[Website and app data records]

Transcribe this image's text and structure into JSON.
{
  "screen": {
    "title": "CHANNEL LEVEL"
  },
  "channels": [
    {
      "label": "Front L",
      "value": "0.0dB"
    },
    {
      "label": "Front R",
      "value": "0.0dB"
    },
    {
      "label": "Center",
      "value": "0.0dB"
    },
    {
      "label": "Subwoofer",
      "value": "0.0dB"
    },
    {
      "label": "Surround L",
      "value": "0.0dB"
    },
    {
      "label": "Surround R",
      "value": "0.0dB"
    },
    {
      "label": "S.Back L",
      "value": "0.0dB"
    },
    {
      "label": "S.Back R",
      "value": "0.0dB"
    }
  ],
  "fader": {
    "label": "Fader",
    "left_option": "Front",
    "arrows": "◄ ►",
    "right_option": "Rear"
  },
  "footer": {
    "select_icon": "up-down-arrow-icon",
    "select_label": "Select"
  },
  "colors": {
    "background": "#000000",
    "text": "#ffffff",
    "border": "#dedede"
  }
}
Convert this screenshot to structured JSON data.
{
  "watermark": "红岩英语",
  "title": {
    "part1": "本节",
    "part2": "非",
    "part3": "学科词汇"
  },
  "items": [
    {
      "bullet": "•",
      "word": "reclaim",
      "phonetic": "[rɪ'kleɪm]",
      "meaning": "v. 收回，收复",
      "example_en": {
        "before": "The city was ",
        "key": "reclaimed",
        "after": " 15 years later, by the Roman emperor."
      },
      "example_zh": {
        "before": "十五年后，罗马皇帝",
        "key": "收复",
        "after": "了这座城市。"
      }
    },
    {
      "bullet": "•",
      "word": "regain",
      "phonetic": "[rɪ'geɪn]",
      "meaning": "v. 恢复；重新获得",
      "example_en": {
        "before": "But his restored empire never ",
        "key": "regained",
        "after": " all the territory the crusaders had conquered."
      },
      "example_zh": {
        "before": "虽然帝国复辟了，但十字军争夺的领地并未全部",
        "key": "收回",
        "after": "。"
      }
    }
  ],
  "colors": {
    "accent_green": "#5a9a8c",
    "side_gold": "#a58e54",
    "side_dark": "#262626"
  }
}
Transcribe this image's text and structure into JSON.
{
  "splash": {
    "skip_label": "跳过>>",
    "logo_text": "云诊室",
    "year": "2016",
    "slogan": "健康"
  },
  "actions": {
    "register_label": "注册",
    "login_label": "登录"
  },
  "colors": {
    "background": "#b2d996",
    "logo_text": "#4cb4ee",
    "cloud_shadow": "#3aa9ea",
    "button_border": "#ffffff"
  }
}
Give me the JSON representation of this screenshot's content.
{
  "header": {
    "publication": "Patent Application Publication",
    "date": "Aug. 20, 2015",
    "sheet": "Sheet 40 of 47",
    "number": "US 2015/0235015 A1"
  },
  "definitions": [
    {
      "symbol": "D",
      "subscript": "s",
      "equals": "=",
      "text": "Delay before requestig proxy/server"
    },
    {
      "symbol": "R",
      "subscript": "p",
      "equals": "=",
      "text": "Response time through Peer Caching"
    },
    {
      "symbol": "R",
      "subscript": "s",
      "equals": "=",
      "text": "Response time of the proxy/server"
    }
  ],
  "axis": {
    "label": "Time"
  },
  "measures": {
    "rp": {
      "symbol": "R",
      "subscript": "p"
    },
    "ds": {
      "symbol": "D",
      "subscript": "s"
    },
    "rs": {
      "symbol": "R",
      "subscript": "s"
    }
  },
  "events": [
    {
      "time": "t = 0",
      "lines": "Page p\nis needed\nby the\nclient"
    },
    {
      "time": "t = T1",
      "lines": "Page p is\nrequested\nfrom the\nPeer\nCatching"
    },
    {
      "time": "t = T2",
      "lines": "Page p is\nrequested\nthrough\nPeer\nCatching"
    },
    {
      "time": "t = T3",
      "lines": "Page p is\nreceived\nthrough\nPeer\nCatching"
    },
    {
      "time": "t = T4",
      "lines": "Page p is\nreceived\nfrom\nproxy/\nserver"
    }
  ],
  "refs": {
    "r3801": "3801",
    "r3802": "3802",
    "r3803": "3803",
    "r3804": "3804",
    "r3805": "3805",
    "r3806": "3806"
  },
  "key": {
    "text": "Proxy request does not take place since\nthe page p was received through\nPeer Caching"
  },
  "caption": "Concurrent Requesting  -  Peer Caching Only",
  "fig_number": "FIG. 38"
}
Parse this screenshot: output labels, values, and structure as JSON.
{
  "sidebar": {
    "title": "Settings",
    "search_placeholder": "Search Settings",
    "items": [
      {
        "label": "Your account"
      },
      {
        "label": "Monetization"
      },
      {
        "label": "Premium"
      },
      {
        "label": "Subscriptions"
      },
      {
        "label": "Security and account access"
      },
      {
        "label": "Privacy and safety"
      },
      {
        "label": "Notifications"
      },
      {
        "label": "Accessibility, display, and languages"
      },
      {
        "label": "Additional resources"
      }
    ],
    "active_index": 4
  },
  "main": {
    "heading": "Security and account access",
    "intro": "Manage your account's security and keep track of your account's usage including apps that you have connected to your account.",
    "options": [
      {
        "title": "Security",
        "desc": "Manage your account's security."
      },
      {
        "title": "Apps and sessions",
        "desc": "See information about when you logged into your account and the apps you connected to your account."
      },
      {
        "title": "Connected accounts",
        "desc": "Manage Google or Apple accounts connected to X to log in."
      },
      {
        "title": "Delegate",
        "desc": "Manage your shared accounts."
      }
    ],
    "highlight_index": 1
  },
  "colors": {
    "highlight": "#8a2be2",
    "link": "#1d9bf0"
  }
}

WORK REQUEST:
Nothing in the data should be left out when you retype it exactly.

RESULT:
Transcribe this image's text and structure into JSON.
{
  "screen": {
    "title": "CHANNEL LEVEL"
  },
  "channels": [
    {
      "label": "Front L",
      "value": "0.0dB"
    },
    {
      "label": "Front R",
      "value": "0.0dB"
    },
    {
      "label": "Center",
      "value": "0.0dB"
    },
    {
      "label": "Subwoofer",
      "value": "0.0dB"
    },
    {
      "label": "Surround L",
      "value": "0.0dB"
    },
    {
      "label": "Surround R",
      "value": "0.0dB"
    },
    {
      "label": "S.Back L",
      "value": "0.0dB"
    },
    {
      "label": "S.Back R",
      "value": "0.0dB"
    }
  ],
  "fader": {
    "label": "Fader",
    "left_option": "Front",
    "arrows": "◄ ►",
    "right_option": "Rear"
  },
  "footer": {
    "select_icon": "up-down-arrow-icon",
    "select_label": "Select"
  },
  "colors": {
    "background": "#000000",
    "text": "#ffffff",
    "border": "#dedede"
  }
}
Convert this screenshot to structured JSON data.
{
  "watermark": "红岩英语",
  "title": {
    "part1": "本节",
    "part2": "非",
    "part3": "学科词汇"
  },
  "items": [
    {
      "bullet": "•",
      "word": "reclaim",
      "phonetic": "[rɪ'kleɪm]",
      "meaning": "v. 收回，收复",
      "example_en": {
        "before": "The city was ",
        "key": "reclaimed",
        "after": " 15 years later, by the Roman emperor."
      },
      "example_zh": {
        "before": "十五年后，罗马皇帝",
        "key": "收复",
        "after": "了这座城市。"
      }
    },
    {
      "bullet": "•",
      "word": "regain",
      "phonetic": "[rɪ'geɪn]",
      "meaning": "v. 恢复；重新获得",
      "example_en": {
        "before": "But his restored empire never ",
        "key": "regained",
        "after": " all the territory the crusaders had conquered."
      },
      "example_zh": {
        "before": "虽然帝国复辟了，但十字军争夺的领地并未全部",
        "key": "收回",
        "after": "。"
      }
    }
  ],
  "colors": {
    "accent_green": "#5a9a8c",
    "side_gold": "#a58e54",
    "side_dark": "#262626"
  }
}
Transcribe this image's text and structure into JSON.
{
  "splash": {
    "skip_label": "跳过>>",
    "logo_text": "云诊室",
    "year": "2016",
    "slogan": "健康"
  },
  "actions": {
    "register_label": "注册",
    "login_label": "登录"
  },
  "colors": {
    "background": "#b2d996",
    "logo_text": "#4cb4ee",
    "cloud_shadow": "#3aa9ea",
    "button_border": "#ffffff"
  }
}
Give me the JSON representation of this screenshot's content.
{
  "header": {
    "publication": "Patent Application Publication",
    "date": "Aug. 20, 2015",
    "sheet": "Sheet 40 of 47",
    "number": "US 2015/0235015 A1"
  },
  "definitions": [
    {
      "symbol": "D",
      "subscript": "s",
      "equals": "=",
      "text": "Delay before requestig proxy/server"
    },
    {
      "symbol": "R",
      "subscript": "p",
      "equals": "=",
      "text": "Response time through Peer Caching"
    },
    {
      "symbol": "R",
      "subscript": "s",
      "equals": "=",
      "text": "Response time of the proxy/server"
    }
  ],
  "axis": {
    "label": "Time"
  },
  "measures": {
    "rp": {
      "symbol": "R",
      "subscript": "p"
    },
    "ds": {
      "symbol": "D",
      "subscript": "s"
    },
    "rs": {
      "symbol": "R",
      "subscript": "s"
    }
  },
  "events": [
    {
      "time": "t = 0",
      "lines": "Page p\nis needed\nby the\nclient"
    },
    {
      "time": "t = T1",
      "lines": "Page p is\nrequested\nfrom the\nPeer\nCatching"
    },
    {
      "time": "t = T2",
      "lines": "Page p is\nrequested\nthrough\nPeer\nCatching"
    },
    {
      "time": "t = T3",
      "lines": "Page p is\nreceived\nthrough\nPeer\nCatching"
    },
    {
      "time": "t = T4",
      "lines": "Page p is\nreceived\nfrom\nproxy/\nserver"
    }
  ],
  "refs": {
    "r3801": "3801",
    "r3802": "3802",
    "r3803": "3803",
    "r3804": "3804",
    "r3805": "3805",
    "r3806": "3806"
  },
  "key": {
    "text": "Proxy request does not take place since\nthe page p was received through\nPeer Caching"
  },
  "caption": "Concurrent Requesting  -  Peer Caching Only",
  "fig_number": "FIG. 38"
}
Parse this screenshot: output labels, values, and structure as JSON.
{
  "sidebar": {
    "title": "Settings",
    "search_placeholder": "Search Settings",
    "items": [
      {
        "label": "Your account"
      },
      {
        "label": "Monetization"
      },
      {
        "label": "Premium"
      },
      {
        "label": "Subscriptions"
      },
      {
        "label": "Security and account access"
      },
      {
        "label": "Privacy and safety"
      },
      {
        "label": "Notifications"
      },
      {
        "label": "Accessibility, display, and languages"
      },
      {
        "label": "Additional resources"
      }
    ],
    "active_index": 4
  },
  "main": {
    "heading": "Security and account access",
    "intro": "Manage your account's security and keep track of your account's usage including apps that you have connected to your account.",
    "options": [
      {
        "title": "Security",
        "desc": "Manage your account's security."
      },
      {
        "title": "Apps and sessions",
        "desc": "See information about when you logged into your account and the apps you connected to your account."
      },
      {
        "title": "Connected accounts",
        "desc": "Manage Google or Apple accounts connected to X to log in."
      },
      {
        "title": "Delegate",
        "desc": "Manage your shared accounts."
      }
    ],
    "highlight_index": 1
  },
  "colors": {
    "highlight": "#8a2be2",
    "link": "#1d9bf0"
  }
}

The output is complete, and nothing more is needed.